Work to complete: The listing must be reproduced in full, exactly as it stands.

Given entries:
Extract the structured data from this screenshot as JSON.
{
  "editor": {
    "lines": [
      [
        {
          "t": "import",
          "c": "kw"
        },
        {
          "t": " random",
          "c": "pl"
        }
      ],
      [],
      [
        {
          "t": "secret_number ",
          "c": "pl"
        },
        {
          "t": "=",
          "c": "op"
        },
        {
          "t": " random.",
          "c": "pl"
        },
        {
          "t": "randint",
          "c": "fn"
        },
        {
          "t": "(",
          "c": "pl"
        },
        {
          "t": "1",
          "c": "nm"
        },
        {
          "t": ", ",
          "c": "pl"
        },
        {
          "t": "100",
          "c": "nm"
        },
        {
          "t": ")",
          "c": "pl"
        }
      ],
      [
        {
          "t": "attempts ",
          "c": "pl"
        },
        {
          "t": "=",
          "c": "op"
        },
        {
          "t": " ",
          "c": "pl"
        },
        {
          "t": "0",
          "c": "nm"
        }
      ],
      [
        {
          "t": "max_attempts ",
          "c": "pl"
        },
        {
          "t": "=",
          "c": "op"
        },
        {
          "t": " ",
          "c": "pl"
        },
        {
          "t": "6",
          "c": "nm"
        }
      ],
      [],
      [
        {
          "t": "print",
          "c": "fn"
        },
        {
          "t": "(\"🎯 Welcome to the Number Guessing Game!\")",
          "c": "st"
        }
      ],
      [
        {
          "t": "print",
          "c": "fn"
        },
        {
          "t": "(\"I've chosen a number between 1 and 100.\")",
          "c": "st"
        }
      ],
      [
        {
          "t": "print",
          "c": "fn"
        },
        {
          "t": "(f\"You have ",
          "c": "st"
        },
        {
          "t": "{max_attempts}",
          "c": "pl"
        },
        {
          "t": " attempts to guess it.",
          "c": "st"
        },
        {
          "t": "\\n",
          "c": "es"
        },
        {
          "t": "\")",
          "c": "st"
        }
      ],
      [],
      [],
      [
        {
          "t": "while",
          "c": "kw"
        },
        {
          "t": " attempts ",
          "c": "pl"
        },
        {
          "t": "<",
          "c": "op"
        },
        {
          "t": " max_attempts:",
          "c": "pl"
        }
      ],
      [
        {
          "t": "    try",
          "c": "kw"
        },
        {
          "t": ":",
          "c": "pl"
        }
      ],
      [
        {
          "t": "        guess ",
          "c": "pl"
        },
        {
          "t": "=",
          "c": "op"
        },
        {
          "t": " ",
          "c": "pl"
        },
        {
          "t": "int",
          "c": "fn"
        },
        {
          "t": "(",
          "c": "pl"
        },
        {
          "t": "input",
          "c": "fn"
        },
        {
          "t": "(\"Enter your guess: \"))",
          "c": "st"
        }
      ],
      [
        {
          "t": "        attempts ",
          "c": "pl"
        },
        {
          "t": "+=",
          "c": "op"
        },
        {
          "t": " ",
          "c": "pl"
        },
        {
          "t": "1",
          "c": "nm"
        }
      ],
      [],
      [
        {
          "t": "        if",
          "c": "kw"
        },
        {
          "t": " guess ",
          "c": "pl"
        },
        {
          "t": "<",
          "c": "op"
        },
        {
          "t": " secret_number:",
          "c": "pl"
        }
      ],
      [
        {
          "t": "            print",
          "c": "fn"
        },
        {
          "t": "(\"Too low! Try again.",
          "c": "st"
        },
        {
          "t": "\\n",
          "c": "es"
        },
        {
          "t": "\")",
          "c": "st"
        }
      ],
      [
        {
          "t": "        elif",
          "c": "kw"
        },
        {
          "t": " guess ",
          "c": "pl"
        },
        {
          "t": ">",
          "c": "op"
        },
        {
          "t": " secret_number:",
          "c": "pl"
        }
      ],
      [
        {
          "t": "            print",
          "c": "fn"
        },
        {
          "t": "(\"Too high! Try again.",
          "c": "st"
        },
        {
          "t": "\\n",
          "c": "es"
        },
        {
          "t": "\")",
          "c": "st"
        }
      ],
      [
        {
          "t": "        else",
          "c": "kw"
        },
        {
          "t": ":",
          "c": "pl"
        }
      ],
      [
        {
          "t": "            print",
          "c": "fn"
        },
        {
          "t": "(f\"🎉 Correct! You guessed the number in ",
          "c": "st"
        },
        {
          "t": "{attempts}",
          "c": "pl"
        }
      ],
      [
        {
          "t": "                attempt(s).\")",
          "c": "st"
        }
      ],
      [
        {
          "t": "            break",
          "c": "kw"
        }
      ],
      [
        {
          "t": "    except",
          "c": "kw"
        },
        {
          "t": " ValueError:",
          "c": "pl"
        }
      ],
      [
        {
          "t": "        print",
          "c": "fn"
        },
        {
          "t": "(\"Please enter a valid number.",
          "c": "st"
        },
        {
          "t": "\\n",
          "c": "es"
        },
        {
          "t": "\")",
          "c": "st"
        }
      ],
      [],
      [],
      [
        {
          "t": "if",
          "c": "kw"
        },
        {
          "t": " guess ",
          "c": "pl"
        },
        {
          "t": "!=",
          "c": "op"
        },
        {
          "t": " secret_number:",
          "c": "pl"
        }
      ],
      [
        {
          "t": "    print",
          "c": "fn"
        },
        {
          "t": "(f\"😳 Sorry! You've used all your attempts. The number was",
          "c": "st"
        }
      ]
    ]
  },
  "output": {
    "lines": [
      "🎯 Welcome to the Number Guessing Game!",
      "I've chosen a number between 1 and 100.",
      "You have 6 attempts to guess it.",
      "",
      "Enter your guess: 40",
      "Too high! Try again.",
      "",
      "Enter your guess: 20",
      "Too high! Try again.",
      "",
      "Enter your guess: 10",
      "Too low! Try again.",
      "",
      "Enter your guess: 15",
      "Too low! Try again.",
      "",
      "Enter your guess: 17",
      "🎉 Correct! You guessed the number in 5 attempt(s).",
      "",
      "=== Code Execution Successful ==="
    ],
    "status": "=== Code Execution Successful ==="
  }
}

Answer below:
Extract the structured data from this screenshot as JSON.
{
  "editor": {
    "lines": [
      [
        {
          "t": "import",
          "c": "kw"
        },
        {
          "t": " random",
          "c": "pl"
        }
      ],
      [],
      [
        {
          "t": "secret_number ",
          "c": "pl"
        },
        {
          "t": "=",
          "c": "op"
        },
        {
          "t": " random.",
          "c": "pl"
        },
        {
          "t": "randint",
          "c": "fn"
        },
        {
          "t": "(",
          "c": "pl"
        },
        {
          "t": "1",
          "c": "nm"
        },
        {
          "t": ", ",
          "c": "pl"
        },
        {
          "t": "100",
          "c": "nm"
        },
        {
          "t": ")",
          "c": "pl"
        }
      ],
      [
        {
          "t": "attempts ",
          "c": "pl"
        },
        {
          "t": "=",
          "c": "op"
        },
        {
          "t": " ",
          "c": "pl"
        },
        {
          "t": "0",
          "c": "nm"
        }
      ],
      [
        {
          "t": "max_attempts ",
          "c": "pl"
        },
        {
          "t": "=",
          "c": "op"
        },
        {
          "t": " ",
          "c": "pl"
        },
        {
          "t": "6",
          "c": "nm"
        }
      ],
      [],
      [
        {
          "t": "print",
          "c": "fn"
        },
        {
          "t": "(\"🎯 Welcome to the Number Guessing Game!\")",
          "c": "st"
        }
      ],
      [
        {
          "t": "print",
          "c": "fn"
        },
        {
          "t": "(\"I've chosen a number between 1 and 100.\")",
          "c": "st"
        }
      ],
      [
        {
          "t": "print",
          "c": "fn"
        },
        {
          "t": "(f\"You have ",
          "c": "st"
        },
        {
          "t": "{max_attempts}",
          "c": "pl"
        },
        {
          "t": " attempts to guess it.",
          "c": "st"
        },
        {
          "t": "\\n",
          "c": "es"
        },
        {
          "t": "\")",
          "c": "st"
        }
      ],
      [],
      [],
      [
        {
          "t": "while",
          "c": "kw"
        },
        {
          "t": " attempts ",
          "c": "pl"
        },
        {
          "t": "<",
          "c": "op"
        },
        {
          "t": " max_attempts:",
          "c": "pl"
        }
      ],
      [
        {
          "t": "    try",
          "c": "kw"
        },
        {
          "t": ":",
          "c": "pl"
        }
      ],
      [
        {
          "t": "        guess ",
          "c": "pl"
        },
        {
          "t": "=",
          "c": "op"
        },
        {
          "t": " ",
          "c": "pl"
        },
        {
          "t": "int",
          "c": "fn"
        },
        {
          "t": "(",
          "c": "pl"
        },
        {
          "t": "input",
          "c": "fn"
        },
        {
          "t": "(\"Enter your guess: \"))",
          "c": "st"
        }
      ],
      [
        {
          "t": "        attempts ",
          "c": "pl"
        },
        {
          "t": "+=",
          "c": "op"
        },
        {
          "t": " ",
          "c": "pl"
        },
        {
          "t": "1",
          "c": "nm"
        }
      ],
      [],
      [
        {
          "t": "        if",
          "c": "kw"
        },
        {
          "t": " guess ",
          "c": "pl"
        },
        {
          "t": "<",
          "c": "op"
        },
        {
          "t": " secret_number:",
          "c": "pl"
        }
      ],
      [
        {
          "t": "            print",
          "c": "fn"
        },
        {
          "t": "(\"Too low! Try again.",
          "c": "st"
        },
        {
          "t": "\\n",
          "c": "es"
        },
        {
          "t": "\")",
          "c": "st"
        }
      ],
      [
        {
          "t": "        elif",
          "c": "kw"
        },
        {
          "t": " guess ",
          "c": "pl"
        },
        {
          "t": ">",
          "c": "op"
        },
        {
          "t": " secret_number:",
          "c": "pl"
        }
      ],
      [
        {
          "t": "            print",
          "c": "fn"
        },
        {
          "t": "(\"Too high! Try again.",
          "c": "st"
        },
        {
          "t": "\\n",
          "c": "es"
        },
        {
          "t": "\")",
          "c": "st"
        }
      ],
      [
        {
          "t": "        else",
          "c": "kw"
        },
        {
          "t": ":",
          "c": "pl"
        }
      ],
      [
        {
          "t": "            print",
          "c": "fn"
        },
        {
          "t": "(f\"🎉 Correct! You guessed the number in ",
          "c": "st"
        },
        {
          "t": "{attempts}",
          "c": "pl"
        }
      ],
      [
        {
          "t": "                attempt(s).\")",
          "c": "st"
        }
      ],
      [
        {
          "t": "            break",
          "c": "kw"
        }
      ],
      [
        {
          "t": "    except",
          "c": "kw"
        },
        {
          "t": " ValueError:",
          "c": "pl"
        }
      ],
      [
        {
          "t": "        print",
          "c": "fn"
        },
        {
          "t": "(\"Please enter a valid number.",
          "c": "st"
        },
        {
          "t": "\\n",
          "c": "es"
        },
        {
          "t": "\")",
          "c": "st"
        }
      ],
      [],
      [],
      [
        {
          "t": "if",
          "c": "kw"
        },
        {
          "t": " guess ",
          "c": "pl"
        },
        {
          "t": "!=",
          "c": "op"
        },
        {
          "t": " secret_number:",
          "c": "pl"
        }
      ],
      [
        {
          "t": "    print",
          "c": "fn"
        },
        {
          "t": "(f\"😳 Sorry! You've used all your attempts. The number was",
          "c": "st"
        }
      ]
    ]
  },
  "output": {
    "lines": [
      "🎯 Welcome to the Number Guessing Game!",
      "I've chosen a number between 1 and 100.",
      "You have 6 attempts to guess it.",
      "",
      "Enter your guess: 40",
      "Too high! Try again.",
      "",
      "Enter your guess: 20",
      "Too high! Try again.",
      "",
      "Enter your guess: 10",
      "Too low! Try again.",
      "",
      "Enter your guess: 15",
      "Too low! Try again.",
      "",
      "Enter your guess: 17",
      "🎉 Correct! You guessed the number in 5 attempt(s).",
      "",
      "=== Code Execution Successful ==="
    ],
    "status": "=== Code Execution Successful ==="
  }
}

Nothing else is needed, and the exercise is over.